Small business owners are often surprised to learn that the rate that looks best on paper isn’t necessarily the best program for their business. It may seem smart to jump on a loan offering a lower rate than the one you’re paying, but doing so without understanding the nuances of the terms can result in a situation known as “double dipping”—and it may end up costing you money.
Double-dipping is when a lender uses a new loan to refinance whatever is owed on an existing loan. For example, say you’re a business averaging $500,000 a month and get approved for $100,000 with a 1.15% factor rate (total cost of $115,000 over 12 months). It’s not much risk for the lender, since you’re only being advanced 20% of your average monthly revenue.
When it becomes problematic is when something comes up—say, an emergency repair or an immediate hiring need—and you’re forced to request additional funding before the first loan is paid off. Here’s how it might play out:
Original loan amount: $100,000
Weekly payment: $2,211.54
# of payments: 52
Factor rate: 1.15
Total cost: $115,000
Twenty-six weeks later, you’re offered a renewal at “more favorable terms” for being a great client: $100,000 at a factor rate of 1.14. Sounds like a great deal, since the rate is a point less, right?
Think of it like this: it would be a good deal if your balance was zero. But since your balance is actually $57,500.82, you would end up losing money.
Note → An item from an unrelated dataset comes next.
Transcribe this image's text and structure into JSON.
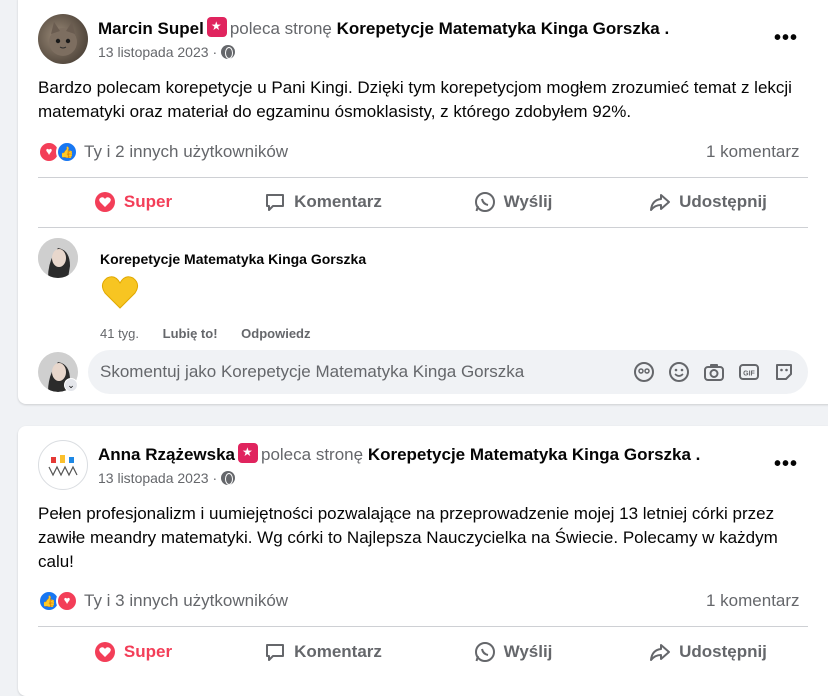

Like this:
New loan amount: $100,000
Weekly payment: $2,192.31
# of payments: 52
Total cost: $114,000
Factor rate: 1.14
Balance owed: $57,500.82
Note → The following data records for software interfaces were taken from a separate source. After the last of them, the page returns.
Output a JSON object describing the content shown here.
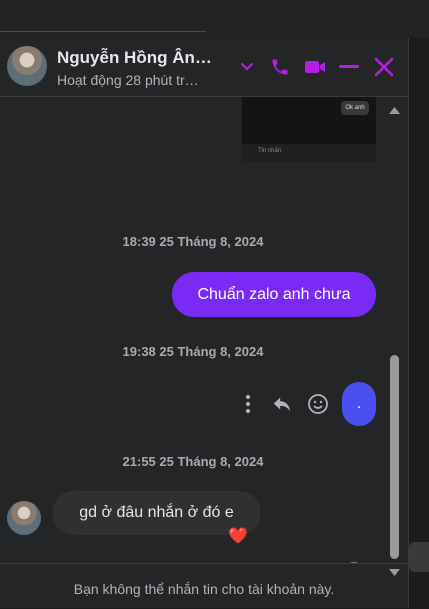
{
  "header": {
    "name": "Nguyễn Hồng Ân…",
    "status": "Hoạt động 28 phút tr…",
    "icons": [
      "chevron-down-icon",
      "phone-icon",
      "video-icon",
      "minimize-icon",
      "close-icon"
    ],
    "accent": "#b31fe0"
  },
  "preview": {
    "bubble_text": "Ok anh",
    "input_placeholder": "Tin nhắn"
  },
  "messages": [
    {
      "kind": "timestamp",
      "text": "18:39 25 Tháng 8, 2024"
    },
    {
      "kind": "outgoing",
      "text": "Chuẩn zalo anh chưa"
    },
    {
      "kind": "timestamp",
      "text": "19:38 25 Tháng 8, 2024"
    },
    {
      "kind": "outgoing",
      "text": "."
    },
    {
      "kind": "timestamp",
      "text": "21:55 25 Tháng 8, 2024"
    },
    {
      "kind": "incoming",
      "text": "gd ở đâu nhắn ở đó e",
      "reaction": "❤️"
    }
  ],
  "colors": {
    "outgoing_bubble": "#7a2af5",
    "outgoing_bubble_2": "#4a4ff2",
    "incoming_bubble": "#303030",
    "background": "#242526"
  },
  "footer": {
    "text": "Bạn không thể nhắn tin cho tài khoản này."
  }
}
Net amount (loan amount - balance): $56,499.18
With this new loan, you’ll only net $56,499.18—and now have debt for $114,000. And due to picking the “best rate” initially without really understanding what you were getting into, you’re most likely going to be in the same cycle in another 6 months.
At UpCrunch, we understand the ins and out of every lending program, which allows us to help you navigate potential landmines that may lie ahead. Whether you’re up for a renewal or want to learn more about how you can maximize the amount you net the first time, we’ll work backwards to show you the most you qualify for while ensuring the payment schedule works for your business today—and 12 months from now.